Any time now bar a hitch, he will be sworn in as chief minister of Jammu & Kashmir as nominal head of a coalition with the BJP which is opposed fundamentally and radically to everything which Mufti and his Peoples Democratic Party professed to stand for. During the election campaign both parties had attacked each other. Modi wooed Jammu with brazenly communal appeals.
The Indian prime minister wooed Jammu with brazenly communal appeals.
For the first time ever, the BJP will be in power in Kashmir. Mufti will be in office — not in power which will reside in New Delhi to be exercised through its men in government.
All this to satisfy Mufti’s long-festering lust for power; just one last taste of the heady brew for the 79-year-old.
It is important to view this from three distinct perspectives — the nature of the PDP-BJP deal and its implications; the structure of Kashmir’s politics, and the impact of both on a solution to the Kashmir dispute among all the parties involved — India, Pakistan and the people of Kashmir.
The BJP aspired to rule over Kashmir with a majority in its own right. That was ‘Mission 44 Plus’. It was this threat which drove the Muslims in the Valley to vote in large numbers. The result was that none of its candidates was elected.
In Jammu the BJP swept the NC and the PDP away. It failed in Ladakh completely. In an Assembly of 87 the PDP won 28 seats; BJP 26, the NC 15, the Congress 12 plus six independents.
If the PDP was true to its mandate it would have accepted the professed support of the Congress and three independents making a total of 43.
Three facts emerge from the recent pronouncements by the BJP’s President Amit Shah (and its general secretary, seconded to the BJP by the Rashtriya Swayamsevak Sangh, Ram Madhav (that (a) the initiative for a coalition came from the PDP, (b) Omar Abdullah was as keen on a pact with the BJP, and (c) the BJP, wooed by both, was determined to be in power; not in the opposition.
The results of the polls were declared on Dec 23. On Dec 31 Mehbooba Mufti told Governor N.N. Vohra and declared publicly: “The PDP has the support of more than 55 MLAs which is more than enough to form the government.”
Thus by Dec 31 the deal was a fait accompli.
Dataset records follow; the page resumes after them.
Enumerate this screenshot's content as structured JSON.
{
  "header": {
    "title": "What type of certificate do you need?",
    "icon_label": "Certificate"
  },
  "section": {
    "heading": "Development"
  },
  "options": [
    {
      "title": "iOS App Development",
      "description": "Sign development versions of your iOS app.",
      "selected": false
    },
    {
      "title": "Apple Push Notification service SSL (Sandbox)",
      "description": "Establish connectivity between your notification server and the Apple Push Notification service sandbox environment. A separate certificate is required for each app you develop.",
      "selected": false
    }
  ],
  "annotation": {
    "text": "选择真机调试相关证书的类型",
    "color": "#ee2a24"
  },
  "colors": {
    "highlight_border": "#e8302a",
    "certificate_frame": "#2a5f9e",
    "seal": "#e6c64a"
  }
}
But public opinion and the PDP’s cadre had to be placated by a daily retail of assurances of fidelity to the faith; elections to the Delhi Assembly on Feb 7 had to be tided over; the BJP’s cadre had to be placated. Feb 9 was the death anniversary of Afzal Guru’s hanging in 2013 and Feb 11 of Maqbool Bhat’s hanging in 1984.
Lastly, a fig leaf had to be devised, in the form of a minimum common programme, to cover up admittedly irreconcilable differences.
The compromise will secure BJP entry into the Valley, will have nothing for Kashmiris but the loaves and fishes of office to a man with a past as the Congress’ man in Kashmir
This brings us to the last point the impact of such politics on the Kashmir dispute. It cannot help one bit in the peace process. Significantly, of late Mufti has discovered the need for renewing the peace process between Pakistan and India which makes one suspect that Modi will renew it, and Mufti will claim that as his achievement.
It is woefully clear that unless the Kashmir dispute is solved its politics will remain hostage to the sordid flaws of New Delhi and the agents it chooses at any given moment in Srinagar.
The writer is an author and a lawyer based in Mumbai.
Published in Dawn February 14th , 2015